But she and a friend turned off the car, rolled down the windows and basked in hearing music that wasn’t being broadcast from the Internet. Some people opened their trunks and perched on the back ledges of their car, while others climbed on the roof for a better view. Two giant screens sat on each side of the lot, so people in the back rows could see the stage.
“All in all, in the time we’re living in, it’s probably the best thing we can do to have live music still,” she said. “It’s better than watching something on a computer — or not at all.”
The members of the Eli Young Band had a lot of questions when Couri approached them with his idea. But they really missed touring, so they agreed to be the “guinea pigs” for the first show with sets at 5 p.m. and 9 p.m. (Whiskey Myers, Pat Green, and Josh Abbott Band and Kevin Fowler performed the following nights.) While it took some getting used to, they thoroughly enjoyed the experience.
“Playing to an audience that you can’t see is definitely a little odd,” drummer Chris Thompson said. “We’re used to being out there … and feeling the energy from the crowd. It’s really different when you get applause, but also horns honked and lights shined at you.”

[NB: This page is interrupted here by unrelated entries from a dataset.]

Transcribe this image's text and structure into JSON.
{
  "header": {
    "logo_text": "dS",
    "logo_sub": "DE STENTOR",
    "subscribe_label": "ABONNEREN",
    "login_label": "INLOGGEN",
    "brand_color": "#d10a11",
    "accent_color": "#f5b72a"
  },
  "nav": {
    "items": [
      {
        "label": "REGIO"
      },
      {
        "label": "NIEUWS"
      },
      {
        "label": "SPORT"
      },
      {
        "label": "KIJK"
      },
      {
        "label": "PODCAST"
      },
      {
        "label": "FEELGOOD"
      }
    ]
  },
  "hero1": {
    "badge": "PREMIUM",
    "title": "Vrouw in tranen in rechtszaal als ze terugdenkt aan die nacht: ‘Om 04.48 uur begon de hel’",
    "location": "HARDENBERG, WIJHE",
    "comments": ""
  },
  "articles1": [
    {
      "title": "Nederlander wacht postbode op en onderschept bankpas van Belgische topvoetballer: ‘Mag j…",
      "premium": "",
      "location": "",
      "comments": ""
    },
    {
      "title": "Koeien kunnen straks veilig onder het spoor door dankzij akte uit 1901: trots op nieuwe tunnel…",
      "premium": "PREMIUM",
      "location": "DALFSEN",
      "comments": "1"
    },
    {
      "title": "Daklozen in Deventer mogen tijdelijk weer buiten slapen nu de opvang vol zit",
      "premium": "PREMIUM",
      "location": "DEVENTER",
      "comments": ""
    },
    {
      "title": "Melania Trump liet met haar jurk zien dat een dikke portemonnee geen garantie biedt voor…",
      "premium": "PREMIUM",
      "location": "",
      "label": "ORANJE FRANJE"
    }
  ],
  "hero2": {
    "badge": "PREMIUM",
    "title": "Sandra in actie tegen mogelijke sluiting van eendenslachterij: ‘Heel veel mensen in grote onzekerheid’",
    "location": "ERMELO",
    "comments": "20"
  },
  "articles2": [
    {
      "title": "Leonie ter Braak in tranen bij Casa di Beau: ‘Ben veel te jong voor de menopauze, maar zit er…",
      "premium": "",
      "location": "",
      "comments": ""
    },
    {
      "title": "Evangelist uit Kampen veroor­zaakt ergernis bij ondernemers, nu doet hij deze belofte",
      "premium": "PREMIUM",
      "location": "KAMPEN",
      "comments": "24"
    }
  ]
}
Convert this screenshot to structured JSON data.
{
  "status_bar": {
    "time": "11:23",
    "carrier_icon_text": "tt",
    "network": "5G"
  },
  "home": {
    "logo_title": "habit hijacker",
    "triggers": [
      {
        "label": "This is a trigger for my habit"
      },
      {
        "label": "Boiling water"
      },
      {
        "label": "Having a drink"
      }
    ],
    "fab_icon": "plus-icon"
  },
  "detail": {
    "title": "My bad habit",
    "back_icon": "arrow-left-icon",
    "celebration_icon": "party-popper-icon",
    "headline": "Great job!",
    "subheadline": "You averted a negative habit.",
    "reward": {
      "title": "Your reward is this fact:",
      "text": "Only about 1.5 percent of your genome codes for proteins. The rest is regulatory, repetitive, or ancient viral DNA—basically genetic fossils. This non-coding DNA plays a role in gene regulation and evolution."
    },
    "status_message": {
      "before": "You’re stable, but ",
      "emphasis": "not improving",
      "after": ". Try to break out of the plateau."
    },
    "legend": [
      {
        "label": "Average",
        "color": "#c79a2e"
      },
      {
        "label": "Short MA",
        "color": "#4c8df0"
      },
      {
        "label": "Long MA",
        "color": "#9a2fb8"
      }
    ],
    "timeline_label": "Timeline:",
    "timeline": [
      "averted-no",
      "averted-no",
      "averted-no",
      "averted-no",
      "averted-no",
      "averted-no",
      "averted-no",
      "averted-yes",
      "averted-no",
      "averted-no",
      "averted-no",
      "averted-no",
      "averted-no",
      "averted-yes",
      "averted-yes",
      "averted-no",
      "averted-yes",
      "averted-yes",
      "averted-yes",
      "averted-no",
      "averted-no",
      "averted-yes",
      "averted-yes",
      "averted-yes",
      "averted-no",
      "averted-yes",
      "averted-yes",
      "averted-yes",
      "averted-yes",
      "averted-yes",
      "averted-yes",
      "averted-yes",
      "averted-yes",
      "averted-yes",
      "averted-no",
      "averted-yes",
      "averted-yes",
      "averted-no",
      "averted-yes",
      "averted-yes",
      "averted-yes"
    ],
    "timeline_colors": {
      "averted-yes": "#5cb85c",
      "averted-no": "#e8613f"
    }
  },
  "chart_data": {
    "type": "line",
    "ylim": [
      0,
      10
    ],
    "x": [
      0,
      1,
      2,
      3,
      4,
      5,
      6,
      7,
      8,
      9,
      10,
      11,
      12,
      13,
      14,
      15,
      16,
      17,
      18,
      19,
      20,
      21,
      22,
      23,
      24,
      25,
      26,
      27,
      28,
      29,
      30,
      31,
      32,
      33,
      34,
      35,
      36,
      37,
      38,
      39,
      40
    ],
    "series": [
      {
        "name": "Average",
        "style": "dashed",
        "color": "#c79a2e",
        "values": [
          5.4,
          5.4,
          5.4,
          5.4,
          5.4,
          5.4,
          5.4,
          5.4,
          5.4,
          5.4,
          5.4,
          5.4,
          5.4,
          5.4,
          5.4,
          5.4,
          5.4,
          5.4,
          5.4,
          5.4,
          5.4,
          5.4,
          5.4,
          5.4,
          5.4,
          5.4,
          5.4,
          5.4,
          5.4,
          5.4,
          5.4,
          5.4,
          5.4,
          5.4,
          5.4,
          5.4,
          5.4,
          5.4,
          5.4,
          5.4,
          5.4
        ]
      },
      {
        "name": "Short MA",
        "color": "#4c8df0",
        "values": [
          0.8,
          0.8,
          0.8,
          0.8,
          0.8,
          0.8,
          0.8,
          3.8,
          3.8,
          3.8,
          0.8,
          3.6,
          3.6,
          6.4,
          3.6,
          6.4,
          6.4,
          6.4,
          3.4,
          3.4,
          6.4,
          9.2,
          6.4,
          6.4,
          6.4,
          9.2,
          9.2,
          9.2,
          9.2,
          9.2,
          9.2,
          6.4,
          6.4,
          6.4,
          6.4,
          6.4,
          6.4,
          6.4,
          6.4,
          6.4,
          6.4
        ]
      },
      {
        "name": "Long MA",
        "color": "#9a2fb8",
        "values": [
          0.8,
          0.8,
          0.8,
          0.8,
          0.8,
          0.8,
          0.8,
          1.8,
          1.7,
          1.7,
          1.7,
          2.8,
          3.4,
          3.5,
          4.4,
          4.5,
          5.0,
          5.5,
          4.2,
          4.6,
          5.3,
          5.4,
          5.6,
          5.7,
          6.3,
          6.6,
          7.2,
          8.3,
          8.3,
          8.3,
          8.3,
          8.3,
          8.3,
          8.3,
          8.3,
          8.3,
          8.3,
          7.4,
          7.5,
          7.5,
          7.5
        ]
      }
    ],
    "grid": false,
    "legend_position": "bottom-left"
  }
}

“I’ve never been more grateful to be honked at,” guitarist Jon Jones added.
Once they acclimated to the beeping (people were hesitant at first, then doing so like crazy at the end of each song) and the sight of all the windshields, it even started to feel like a regular concert. At one point, fans played beer pong next to their car.
“It’s so surreal playing in front of cars instead of people, but 2020 is a surreal kind of year,” Thompson said. “Honestly, we’re just thrilled to be onstage together again.”
After the first eight shows were over, Couri and his staff combed the artists’ social media pages — and couldn’t find a negative comment about the concerts themselves, he said. They had a few logistical bumps: The first show, which started a half-hour late, had fewer cars than expected, likely the result of resellers gobbling up tickets and trying to sell them at a higher price. But that allowed employees to reshuffle the parking lot, staggering the cars while moving some closer to the stage.
Overall, he said, now that he and the rest of the organizers know this is a feasible way to hold a concert, they want to improve the process and help other locations around the country stage similar events. “We had no technical issues, and more importantly, no safety issues,” he said. And it was gratifying to see people just enjoy a show during a difficult time.
“I think that’s one of the big benefits we were going for — to break up the routine and take a step toward normal life,” Couri said. “Not all the way, but one step forward.”